MATERIAL PROVIDED:
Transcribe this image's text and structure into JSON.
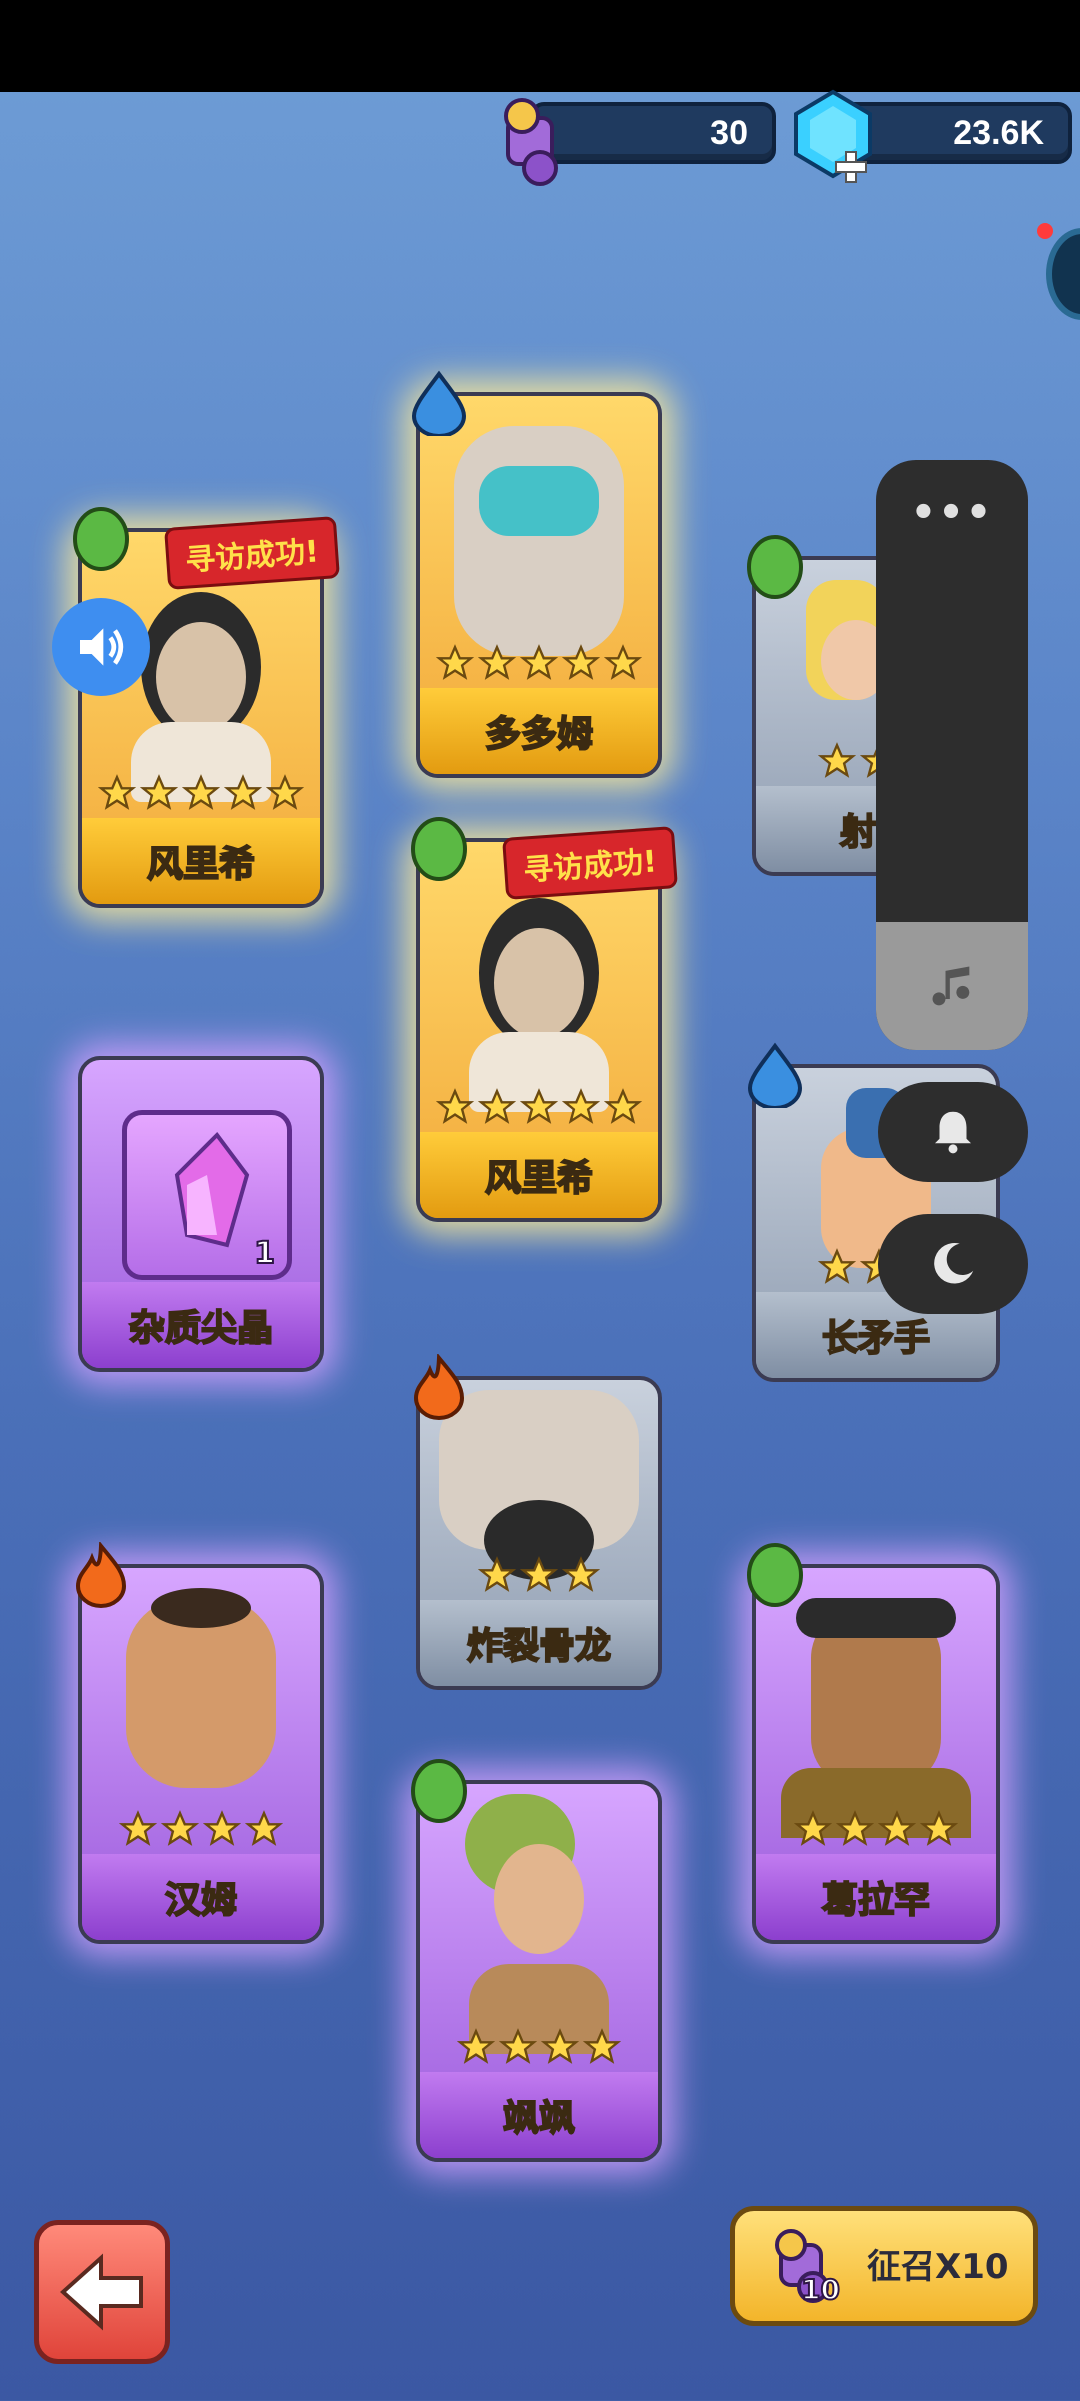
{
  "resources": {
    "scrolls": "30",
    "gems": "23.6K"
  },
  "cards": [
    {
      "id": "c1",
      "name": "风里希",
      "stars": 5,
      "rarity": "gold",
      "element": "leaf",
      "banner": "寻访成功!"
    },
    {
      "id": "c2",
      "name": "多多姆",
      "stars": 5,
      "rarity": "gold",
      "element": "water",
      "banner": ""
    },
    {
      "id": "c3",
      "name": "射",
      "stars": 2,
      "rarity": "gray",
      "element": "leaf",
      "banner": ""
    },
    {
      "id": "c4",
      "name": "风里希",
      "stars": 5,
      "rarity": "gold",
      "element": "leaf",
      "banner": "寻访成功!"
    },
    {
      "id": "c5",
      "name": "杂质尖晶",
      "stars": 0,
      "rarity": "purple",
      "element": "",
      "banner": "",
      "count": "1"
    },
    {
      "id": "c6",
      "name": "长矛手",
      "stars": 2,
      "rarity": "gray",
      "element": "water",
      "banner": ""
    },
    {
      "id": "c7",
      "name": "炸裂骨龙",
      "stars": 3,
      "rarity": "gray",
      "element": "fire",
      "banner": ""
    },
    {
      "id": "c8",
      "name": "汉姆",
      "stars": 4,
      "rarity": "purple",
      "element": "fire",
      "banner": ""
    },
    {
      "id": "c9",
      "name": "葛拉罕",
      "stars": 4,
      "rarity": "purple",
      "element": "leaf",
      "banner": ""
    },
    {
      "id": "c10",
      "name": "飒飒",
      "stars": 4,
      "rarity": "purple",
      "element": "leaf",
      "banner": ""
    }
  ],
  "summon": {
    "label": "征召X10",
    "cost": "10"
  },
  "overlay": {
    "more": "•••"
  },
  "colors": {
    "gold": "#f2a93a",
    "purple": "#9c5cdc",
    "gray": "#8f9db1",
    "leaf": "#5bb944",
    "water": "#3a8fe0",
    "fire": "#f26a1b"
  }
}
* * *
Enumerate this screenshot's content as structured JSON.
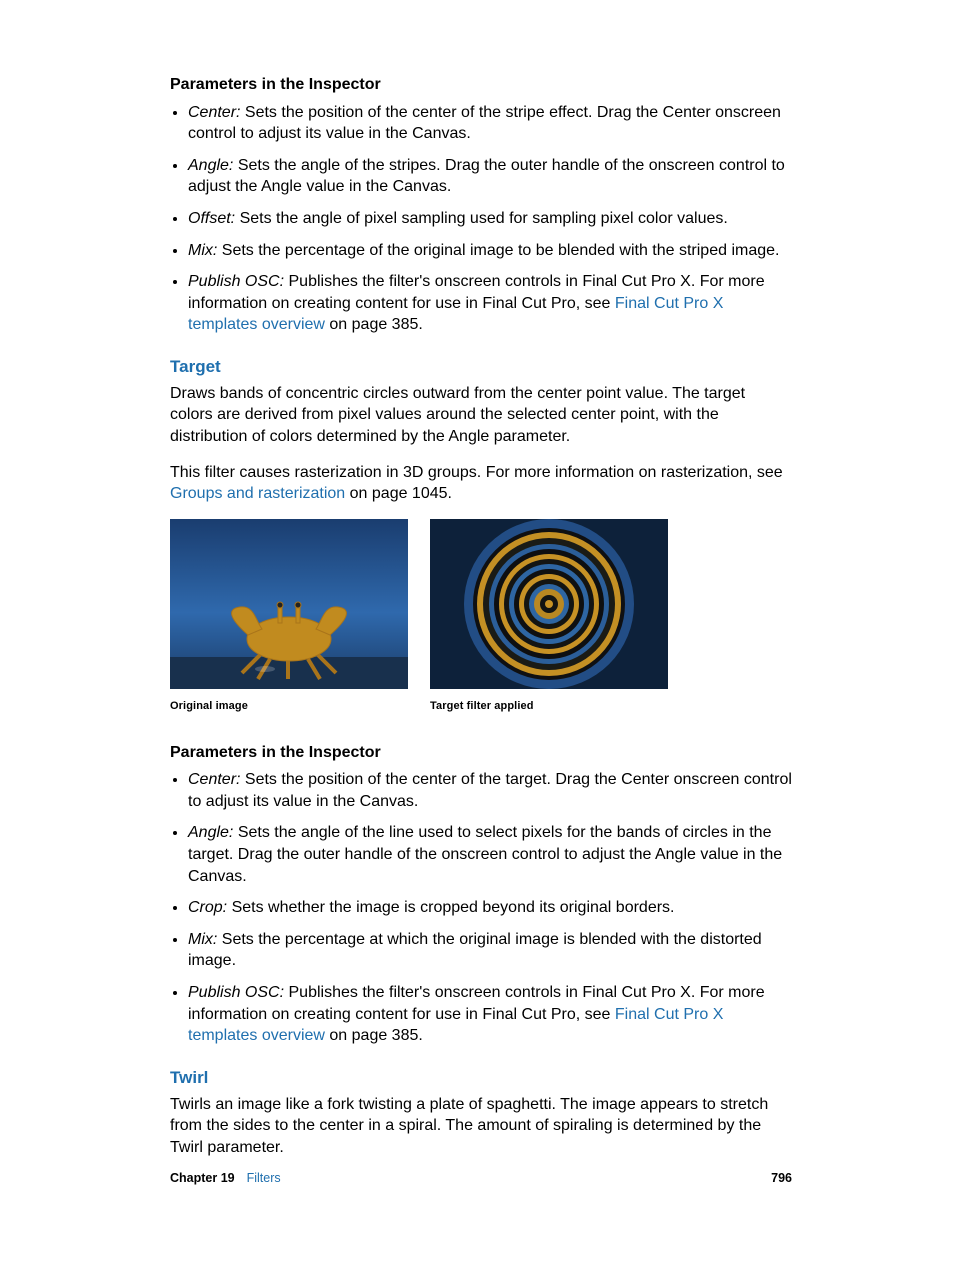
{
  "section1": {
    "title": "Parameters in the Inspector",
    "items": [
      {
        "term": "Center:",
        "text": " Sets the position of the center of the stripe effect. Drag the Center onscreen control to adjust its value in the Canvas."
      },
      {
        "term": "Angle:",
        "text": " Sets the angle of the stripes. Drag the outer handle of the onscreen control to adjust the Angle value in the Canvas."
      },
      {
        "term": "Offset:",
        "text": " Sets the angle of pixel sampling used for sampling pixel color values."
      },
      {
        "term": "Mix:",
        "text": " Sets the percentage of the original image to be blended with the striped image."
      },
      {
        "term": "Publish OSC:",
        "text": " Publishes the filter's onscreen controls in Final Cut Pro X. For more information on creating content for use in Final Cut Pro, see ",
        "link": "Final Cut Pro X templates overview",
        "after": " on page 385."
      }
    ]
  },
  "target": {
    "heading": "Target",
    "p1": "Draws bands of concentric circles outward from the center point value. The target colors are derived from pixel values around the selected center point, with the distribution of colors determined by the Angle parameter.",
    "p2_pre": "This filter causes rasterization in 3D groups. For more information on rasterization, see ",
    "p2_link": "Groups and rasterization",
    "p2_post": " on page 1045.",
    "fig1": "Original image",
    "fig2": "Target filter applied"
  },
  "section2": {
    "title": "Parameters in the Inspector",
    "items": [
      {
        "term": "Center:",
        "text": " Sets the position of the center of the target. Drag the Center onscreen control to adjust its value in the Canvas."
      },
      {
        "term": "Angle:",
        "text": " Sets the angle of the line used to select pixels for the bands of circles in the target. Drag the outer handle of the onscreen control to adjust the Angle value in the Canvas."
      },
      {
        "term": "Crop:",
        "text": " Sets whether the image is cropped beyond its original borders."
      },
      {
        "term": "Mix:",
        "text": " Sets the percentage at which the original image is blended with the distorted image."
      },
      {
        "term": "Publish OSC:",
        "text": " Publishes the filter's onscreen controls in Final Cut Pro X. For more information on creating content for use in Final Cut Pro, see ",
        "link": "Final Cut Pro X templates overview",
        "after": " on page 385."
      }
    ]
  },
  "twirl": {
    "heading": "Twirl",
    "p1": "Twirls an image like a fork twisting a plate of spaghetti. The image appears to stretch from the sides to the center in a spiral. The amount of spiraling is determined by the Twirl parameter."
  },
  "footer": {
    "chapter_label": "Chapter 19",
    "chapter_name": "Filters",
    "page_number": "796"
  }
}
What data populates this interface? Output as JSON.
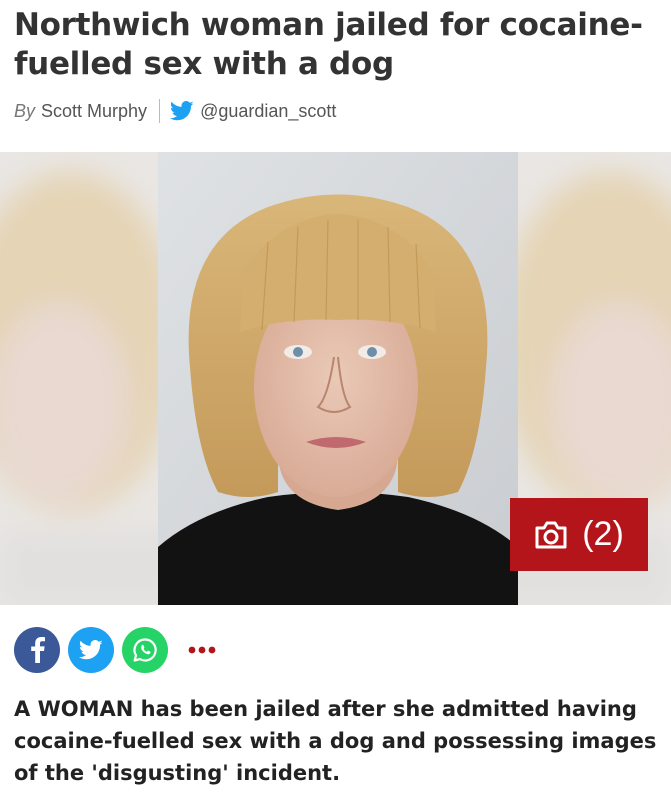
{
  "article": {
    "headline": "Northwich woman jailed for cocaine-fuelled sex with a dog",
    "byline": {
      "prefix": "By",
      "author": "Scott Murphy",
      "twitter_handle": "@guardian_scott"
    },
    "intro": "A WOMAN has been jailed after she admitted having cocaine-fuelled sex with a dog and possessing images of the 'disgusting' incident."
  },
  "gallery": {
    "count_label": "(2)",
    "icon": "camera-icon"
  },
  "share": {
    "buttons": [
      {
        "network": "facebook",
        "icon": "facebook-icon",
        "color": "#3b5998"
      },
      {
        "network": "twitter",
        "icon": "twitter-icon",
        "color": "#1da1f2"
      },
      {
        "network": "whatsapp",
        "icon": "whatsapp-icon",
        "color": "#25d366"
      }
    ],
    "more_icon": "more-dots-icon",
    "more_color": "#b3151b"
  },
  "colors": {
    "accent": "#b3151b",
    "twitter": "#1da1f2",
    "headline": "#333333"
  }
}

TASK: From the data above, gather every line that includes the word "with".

ANSWER AREA:
        "text": " Sets the percentage of the original image to be blended with the striped image."
    "p1": "Draws bands of concentric circles outward from the center point value. The target colors are derived from pixel values around the selected center point, with the distribution of colors determined by the Angle parameter.",
        "text": " Sets the percentage at which the original image is blended with the distorted image."
    "headline": "Northwich woman jailed for cocaine-fuelled sex with a dog",
    "intro": "A WOMAN has been jailed after she admitted having cocaine-fuelled sex with a dog and possessing images of the 'disgusting' incident."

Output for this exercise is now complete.